Ramanathan Iyer likes to capture artistes in their most natural form — while they are performing — on his lens. The second edition of the exhibition, Extempore, features 20 artistes from his 10-year-old collection.
CHENNAI: Indian classical performance arts are a visual delight for any photographer – vibrant colours, splendid costumes and raw evocative expressions make for a pleasurable experience. And for Ramanathan Iyer, photographer and performance arts connoisseur, this was home turf. Capturing images ever since he got his first point-and-shoot film camera as a child, he says Carnatic music was an integral part of his life from the time he listened to concerts at the Navaratri Mandapam in Thiruvananthapuram.

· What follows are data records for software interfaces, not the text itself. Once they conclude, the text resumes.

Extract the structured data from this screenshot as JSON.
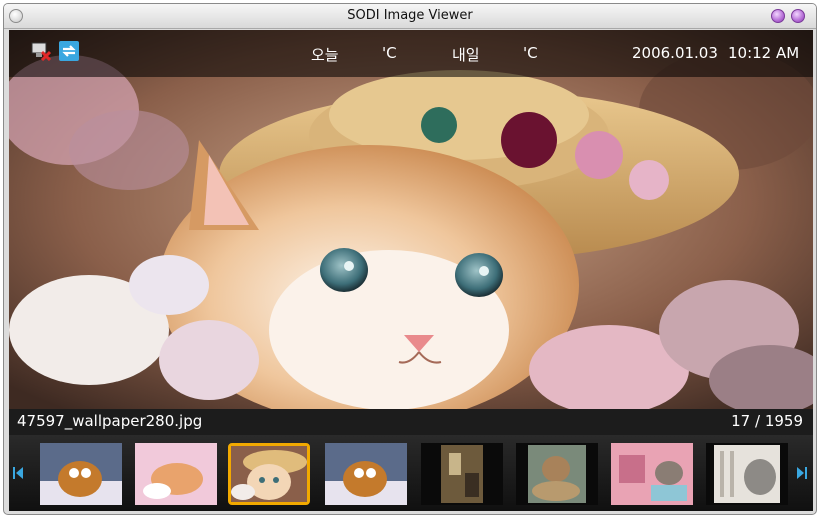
{
  "window": {
    "title": "SODI Image Viewer"
  },
  "header": {
    "today_label": "오늘",
    "today_temp": "'C",
    "tomorrow_label": "내일",
    "tomorrow_temp": "'C",
    "date": "2006.01.03",
    "time": "10:12 AM",
    "icons": [
      "disconnected-display-icon",
      "refresh-icon"
    ]
  },
  "photo": {
    "subject": "kitten-with-straw-hat"
  },
  "info": {
    "filename": "47597_wallpaper280.jpg",
    "counter": "17 / 1959"
  },
  "thumbnails": [
    {
      "name": "thumb-cat-on-bed",
      "selected": false
    },
    {
      "name": "thumb-kitten-sleeping-pink",
      "selected": false
    },
    {
      "name": "thumb-kitten-straw-hat",
      "selected": true
    },
    {
      "name": "thumb-cat-on-bed-2",
      "selected": false
    },
    {
      "name": "thumb-room-interior",
      "selected": false
    },
    {
      "name": "thumb-cat-in-basket",
      "selected": false
    },
    {
      "name": "thumb-kitten-pink-room",
      "selected": false
    },
    {
      "name": "thumb-cat-radiator",
      "selected": false
    }
  ],
  "colors": {
    "selection": "#f2a900",
    "accent": "#3aa7e0"
  }
}
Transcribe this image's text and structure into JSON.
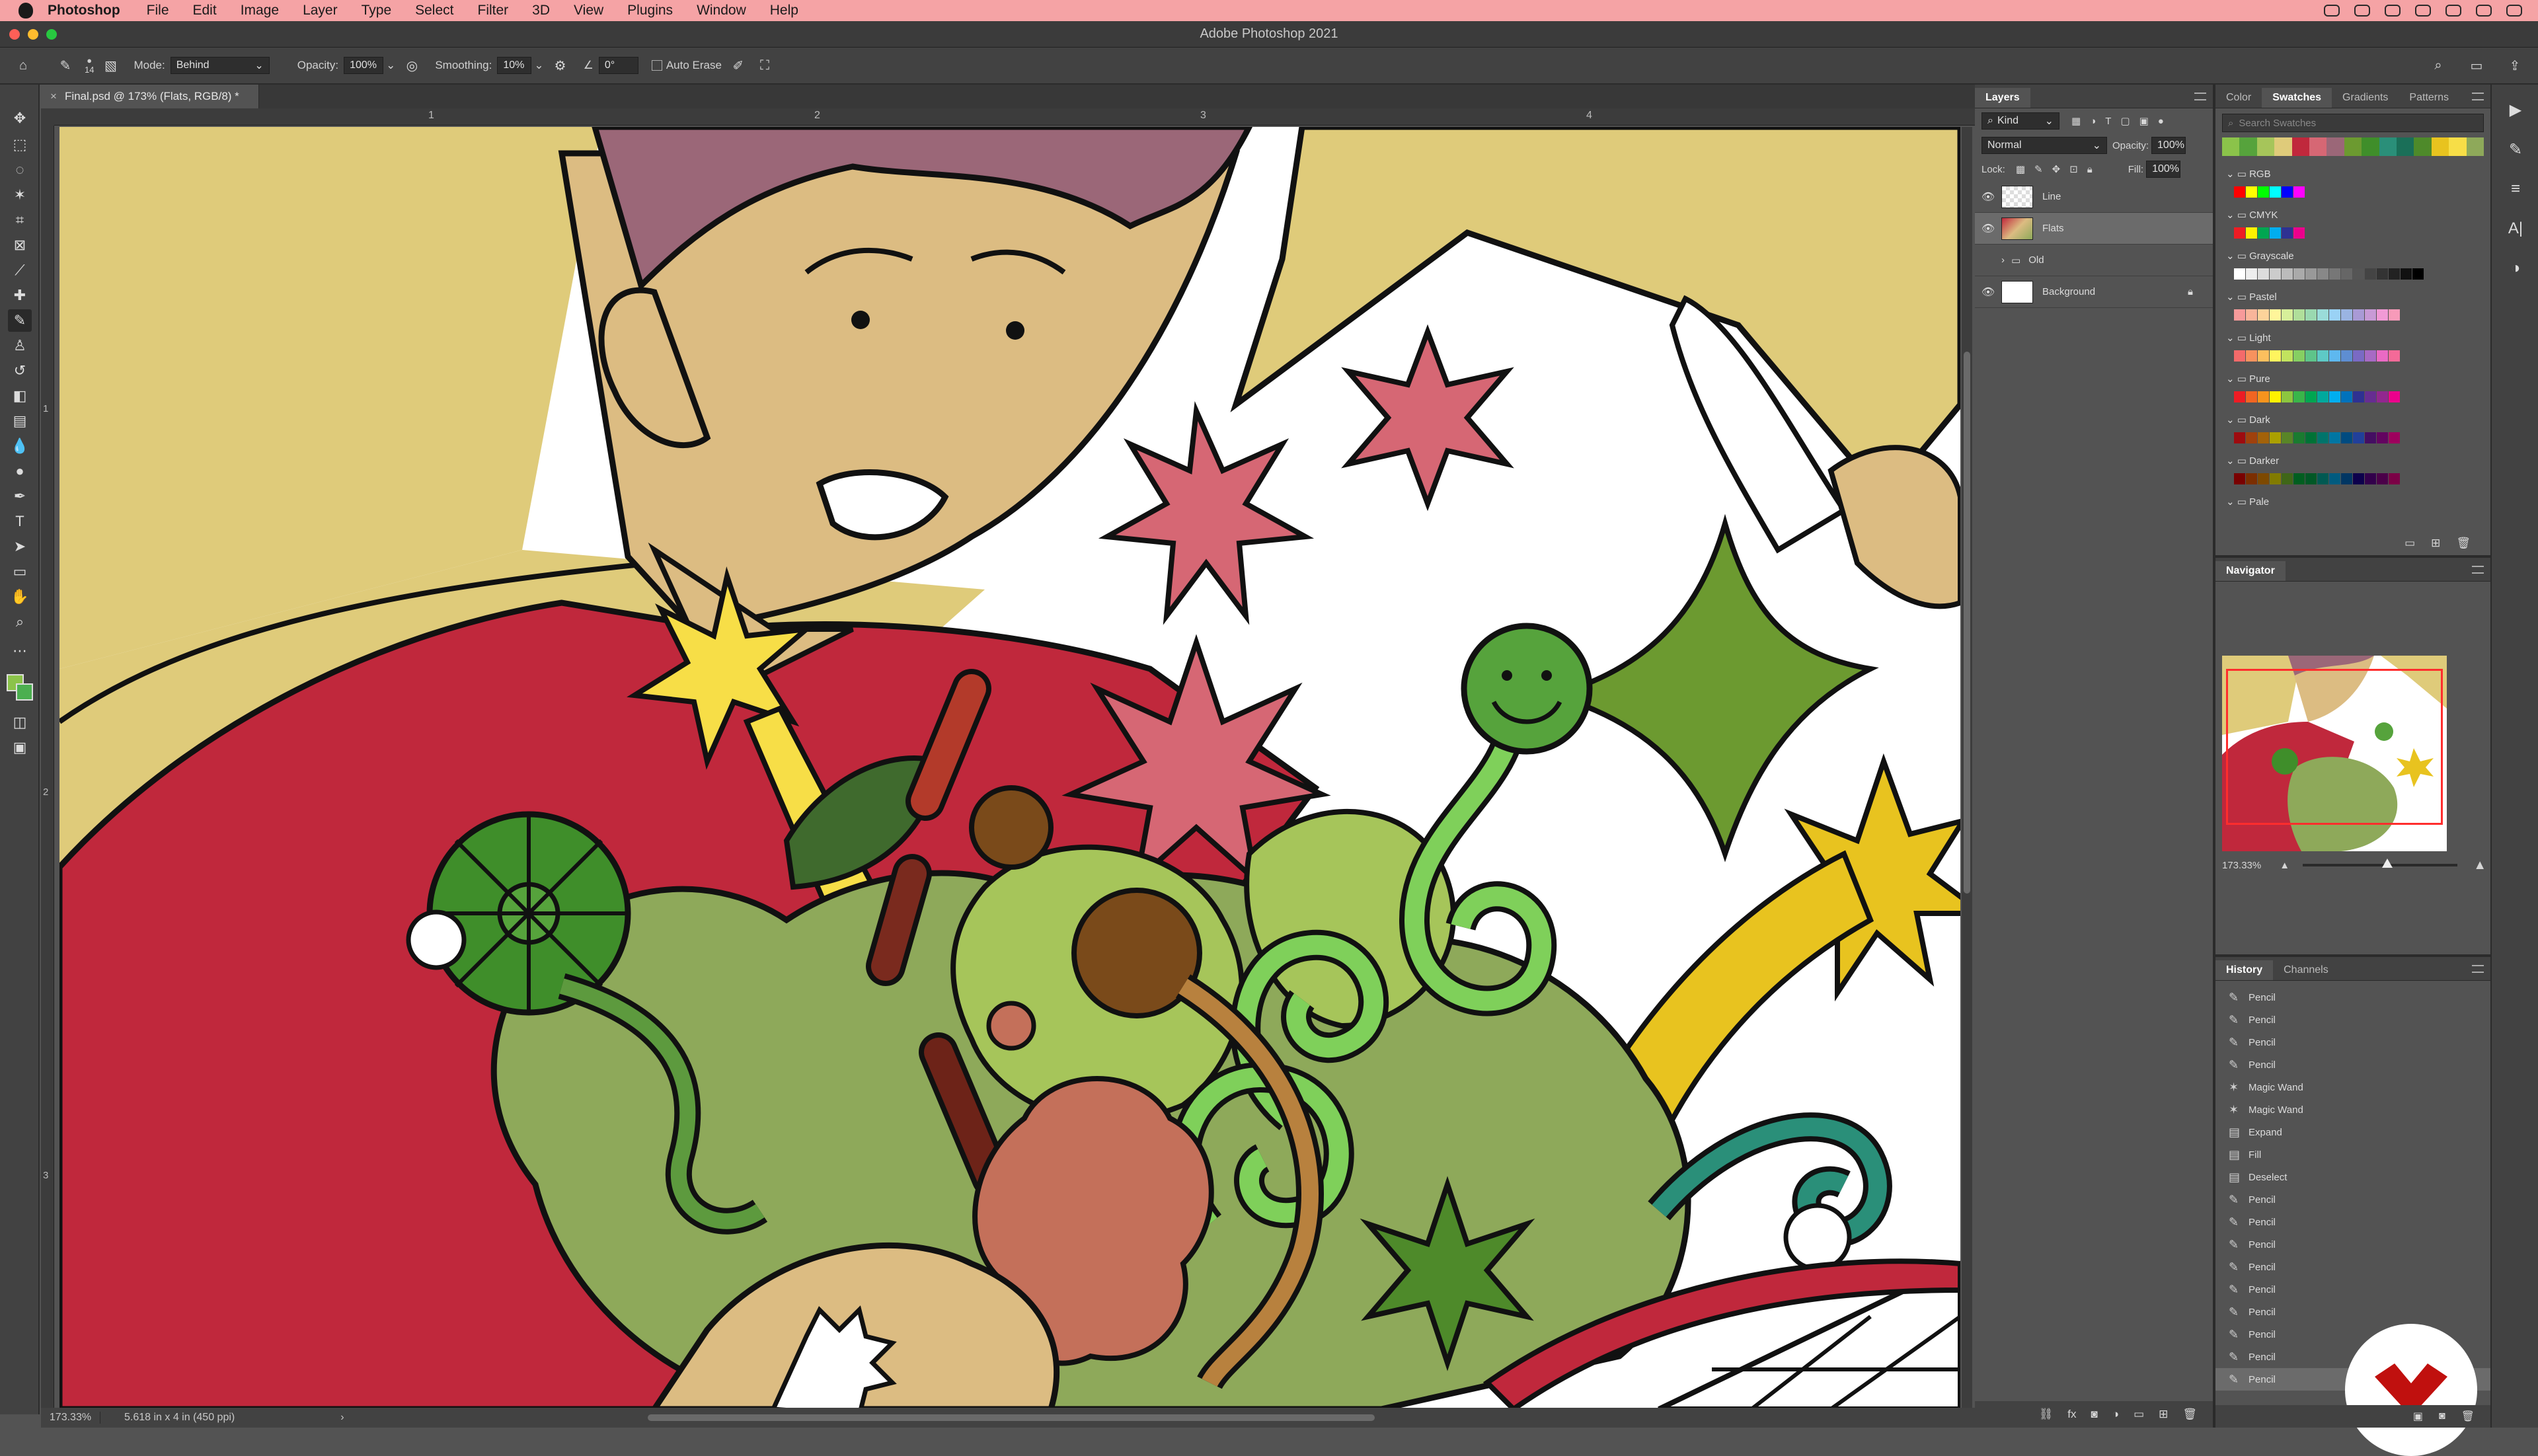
{
  "menubar": {
    "app": "Photoshop",
    "items": [
      "File",
      "Edit",
      "Image",
      "Layer",
      "Type",
      "Select",
      "Filter",
      "3D",
      "View",
      "Plugins",
      "Window",
      "Help"
    ]
  },
  "window": {
    "title": "Adobe Photoshop 2021"
  },
  "options": {
    "brush_size": "14",
    "mode_label": "Mode:",
    "mode_value": "Behind",
    "opacity_label": "Opacity:",
    "opacity_value": "100%",
    "smoothing_label": "Smoothing:",
    "smoothing_value": "10%",
    "angle_value": "0°",
    "auto_erase": "Auto Erase"
  },
  "document": {
    "tab": "Final.psd @ 173% (Flats, RGB/8) *",
    "ruler_marks": [
      "1",
      "2",
      "3",
      "4"
    ],
    "vruler_marks": [
      "1",
      "2",
      "3"
    ],
    "zoom": "173.33%",
    "size_info": "5.618 in x 4 in (450 ppi)"
  },
  "layers": {
    "tab": "Layers",
    "kind": "Kind",
    "blend": "Normal",
    "opacity_label": "Opacity:",
    "opacity_value": "100%",
    "lock_label": "Lock:",
    "fill_label": "Fill:",
    "fill_value": "100%",
    "items": [
      {
        "name": "Line"
      },
      {
        "name": "Flats"
      },
      {
        "name": "Old"
      },
      {
        "name": "Background"
      }
    ]
  },
  "swatches": {
    "tabs": [
      "Color",
      "Swatches",
      "Gradients",
      "Patterns"
    ],
    "search_placeholder": "Search Swatches",
    "groups": [
      "RGB",
      "CMYK",
      "Grayscale",
      "Pastel",
      "Light",
      "Pure",
      "Dark",
      "Darker",
      "Pale"
    ]
  },
  "navigator": {
    "tab": "Navigator",
    "zoom": "173.33%"
  },
  "history": {
    "tabs": [
      "History",
      "Channels"
    ],
    "items": [
      "Pencil",
      "Pencil",
      "Pencil",
      "Pencil",
      "Magic Wand",
      "Magic Wand",
      "Expand",
      "Fill",
      "Deselect",
      "Pencil",
      "Pencil",
      "Pencil",
      "Pencil",
      "Pencil",
      "Pencil",
      "Pencil",
      "Pencil",
      "Pencil"
    ]
  },
  "colors": {
    "menubar": "#f5a3a5",
    "foreground": "#8bc34a",
    "accent_red": "#c0283c"
  }
}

The engineer moved back to Chennai 12 years ago from Chicago, and since then has been curating performance art events and now runs his own portal, ‘Artery’, focusing on curating talents and highlight often overlooked art forms. Since his return, he has documented several candid photographic portraits of performing artistes, which are on display at Chamiers for the second year in a row.
Always fascinated by arts, his earliest memory is of an iconic issue of the Illustrated Weekly in the early 80s, dedicated to titans of Carnatic and Hindustani music. “I remember thumbing through the issue filled with memorable portraits of several music stalwarts,” he recalls, saying the raw artistic emotion of those photos left a lasting impression on him.
The self-taught photographer prefers to capture the performing artistes in their natural habitat — while performing on stage. With a camera and several lenses to suit his purposes, he moves around the hall capturing the artistes lost in the throes of their own performance. “I’m not keen in rehearsed photography in studios, with artificial lighting. That doesn’t capture the mood! Most of our Indian art forms are spontaneous, especially Carnatic music and dance,” he asserts.
Though ideal lighting conditions or an aesthetic ambiance/stage backdrop may not be possible in all performance venues, Ramanathan feels candid is still better. “In fact, aesthetics is not given much consideration in the venues. There are garish backdrops with plastic banners and lighting is very uneven!” he opines, thanking the graces of digital photography — advanced cameras, lenses and post-processing techniques — to enable overcoming these drawbacks.
And advanced digital techniques also help him stay unobtrusive. “Many artistes don’t like it when they are disturbed,” he laughs, saying it’s respectful to remain unobtrusive and not use flash. “I’ve seen instances where some artistes ask photographers to stop disrupting them! Luckily that hasn’t happened to me!”
The second edition of ‘Extempore’ features photographs from his collection spanning ten years. Twenty different artistes frozen in frames — vocalist Aruna Sairam, Bharatanatyam maestro CV Chandrasekhar, Kathak dancer Jarasandha to name a few. The raw close-crop portraits capture the essence and mood of each artiste’s uniqueness and quirks. “In portrait photography, it helps if you know the personality of the performer. When you observe the performers over time, you notice their quirks — the way they sit, pose, and the way their eyes light up sometimes — all that is important to make a good portrait. What about people he doesn’t know yet? “I read up a little about them, and observe patiently,” he says, recalling when Venkatesh Kumar, Hindustani classical vocalist came to Chennai. “When he started singing, it just blew me away ! I have many photos of him from his performances thereafter, but I liked this one where he’s smiling — his passion jumps at you,” he shares.
What are his other favourite portraits? “I remember mridangam vidwan Tiruchi Sankaran’s photograph, which was displayed last year. I was lucky to get that snap — it was in the middle of the concert, he wasn’t even playing but was just turning around his mridangam to tap and check the pitch. I got one photo where he was holding the mridangam at an angle and his eyes were popping. I was in the right moment at the right time!”
His other favourites are a candid shot of VP Dhananjayan, during a lecture demonstration on abhinayam’. Do these artistes know they have beautiful portraits of themselves? “Not all of them know...” Ramanathan smiles. “But some do. The Hindustani violinist Kala Ramnath messaged me one day, saying she’d heard there was a photograph. She requested a copy,” he laughs.
Commenting on the need for photography of our classical arts, Ramanathan says that it archives and documents history. “I feel that the quality of such documentary photography is very poor. In museums and archives, there exist passport-style mug shots of these people, which is not what they represent! I mean, come on, if you’re looking at Sivaraman, for example — what’s the point of having only his face in the picture, without his mridangam. That’s his identity!” he says, emphasising that he wishes to remedy this situation with a coffee-table book that has his photographs.